What you return must be every line below that includes the word "title".

/---

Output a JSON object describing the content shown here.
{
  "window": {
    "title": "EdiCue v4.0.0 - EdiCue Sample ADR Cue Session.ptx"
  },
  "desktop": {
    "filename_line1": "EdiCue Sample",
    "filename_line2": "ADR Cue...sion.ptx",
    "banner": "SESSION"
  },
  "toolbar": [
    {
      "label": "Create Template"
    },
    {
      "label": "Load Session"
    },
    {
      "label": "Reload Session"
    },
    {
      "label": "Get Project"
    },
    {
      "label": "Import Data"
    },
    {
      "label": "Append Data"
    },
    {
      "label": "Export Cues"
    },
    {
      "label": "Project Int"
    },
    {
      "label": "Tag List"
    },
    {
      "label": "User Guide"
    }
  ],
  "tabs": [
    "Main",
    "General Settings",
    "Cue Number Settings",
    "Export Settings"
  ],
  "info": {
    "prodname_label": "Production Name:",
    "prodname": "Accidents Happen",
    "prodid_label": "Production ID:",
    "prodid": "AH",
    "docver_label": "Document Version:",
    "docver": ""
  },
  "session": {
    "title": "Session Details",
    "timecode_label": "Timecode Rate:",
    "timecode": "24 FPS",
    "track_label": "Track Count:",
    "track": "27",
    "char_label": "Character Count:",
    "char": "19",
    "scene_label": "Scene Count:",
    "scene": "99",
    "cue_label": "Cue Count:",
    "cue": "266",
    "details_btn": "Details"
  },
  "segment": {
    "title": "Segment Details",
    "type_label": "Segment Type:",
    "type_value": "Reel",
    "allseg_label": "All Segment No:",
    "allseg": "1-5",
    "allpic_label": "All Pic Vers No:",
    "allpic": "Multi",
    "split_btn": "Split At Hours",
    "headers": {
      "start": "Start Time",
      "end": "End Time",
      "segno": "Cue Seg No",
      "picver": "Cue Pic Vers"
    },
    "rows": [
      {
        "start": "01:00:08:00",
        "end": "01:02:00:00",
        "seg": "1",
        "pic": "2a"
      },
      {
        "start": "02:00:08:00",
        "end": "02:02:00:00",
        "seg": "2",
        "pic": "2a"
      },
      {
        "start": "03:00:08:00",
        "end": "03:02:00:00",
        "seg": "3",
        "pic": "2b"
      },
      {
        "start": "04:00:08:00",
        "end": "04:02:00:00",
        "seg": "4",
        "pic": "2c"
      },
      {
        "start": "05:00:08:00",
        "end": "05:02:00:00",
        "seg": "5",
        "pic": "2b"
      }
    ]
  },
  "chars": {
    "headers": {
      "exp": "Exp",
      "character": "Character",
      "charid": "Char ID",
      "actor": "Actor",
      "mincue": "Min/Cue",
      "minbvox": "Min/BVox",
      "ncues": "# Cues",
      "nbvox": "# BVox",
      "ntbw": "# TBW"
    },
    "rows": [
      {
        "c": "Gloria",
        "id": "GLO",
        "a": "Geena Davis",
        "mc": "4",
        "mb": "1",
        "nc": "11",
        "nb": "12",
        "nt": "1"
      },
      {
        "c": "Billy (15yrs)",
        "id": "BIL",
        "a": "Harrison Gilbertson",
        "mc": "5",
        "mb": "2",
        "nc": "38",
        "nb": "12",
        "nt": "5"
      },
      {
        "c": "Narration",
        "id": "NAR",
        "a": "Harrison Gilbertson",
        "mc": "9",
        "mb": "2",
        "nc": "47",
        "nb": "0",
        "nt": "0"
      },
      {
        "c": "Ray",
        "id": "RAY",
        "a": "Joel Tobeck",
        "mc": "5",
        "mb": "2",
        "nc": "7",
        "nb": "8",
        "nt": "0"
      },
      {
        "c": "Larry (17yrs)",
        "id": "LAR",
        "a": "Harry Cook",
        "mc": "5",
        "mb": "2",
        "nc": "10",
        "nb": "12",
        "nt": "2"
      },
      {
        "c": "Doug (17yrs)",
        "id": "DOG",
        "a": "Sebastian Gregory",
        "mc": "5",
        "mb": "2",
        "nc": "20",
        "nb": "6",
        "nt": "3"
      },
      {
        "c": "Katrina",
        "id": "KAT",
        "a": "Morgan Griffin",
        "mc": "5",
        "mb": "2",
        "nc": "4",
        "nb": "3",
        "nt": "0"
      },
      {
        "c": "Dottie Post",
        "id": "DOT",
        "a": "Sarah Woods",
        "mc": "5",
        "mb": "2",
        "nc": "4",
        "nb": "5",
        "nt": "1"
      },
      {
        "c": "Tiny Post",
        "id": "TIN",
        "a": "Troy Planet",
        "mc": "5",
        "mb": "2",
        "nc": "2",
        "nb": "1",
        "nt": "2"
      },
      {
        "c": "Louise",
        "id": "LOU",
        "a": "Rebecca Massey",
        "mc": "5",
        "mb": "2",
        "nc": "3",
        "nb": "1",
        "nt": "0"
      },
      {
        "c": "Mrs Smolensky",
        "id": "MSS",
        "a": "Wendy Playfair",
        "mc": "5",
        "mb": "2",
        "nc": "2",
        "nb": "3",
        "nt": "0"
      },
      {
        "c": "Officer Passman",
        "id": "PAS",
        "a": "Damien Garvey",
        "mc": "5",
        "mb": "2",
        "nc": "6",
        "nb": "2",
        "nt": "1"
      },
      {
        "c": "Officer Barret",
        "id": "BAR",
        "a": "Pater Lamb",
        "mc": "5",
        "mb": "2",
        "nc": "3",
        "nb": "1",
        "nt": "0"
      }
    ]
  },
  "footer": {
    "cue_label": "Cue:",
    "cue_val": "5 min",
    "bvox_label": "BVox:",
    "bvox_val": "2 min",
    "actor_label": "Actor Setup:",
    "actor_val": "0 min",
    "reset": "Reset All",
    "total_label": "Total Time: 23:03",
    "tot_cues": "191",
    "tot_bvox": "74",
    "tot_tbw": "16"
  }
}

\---

=== Written response ===
    "title": "EdiCue v4.0.0 - EdiCue Sample ADR Cue Session.ptx"
    "title": "Session Details",
    "title": "Segment Details",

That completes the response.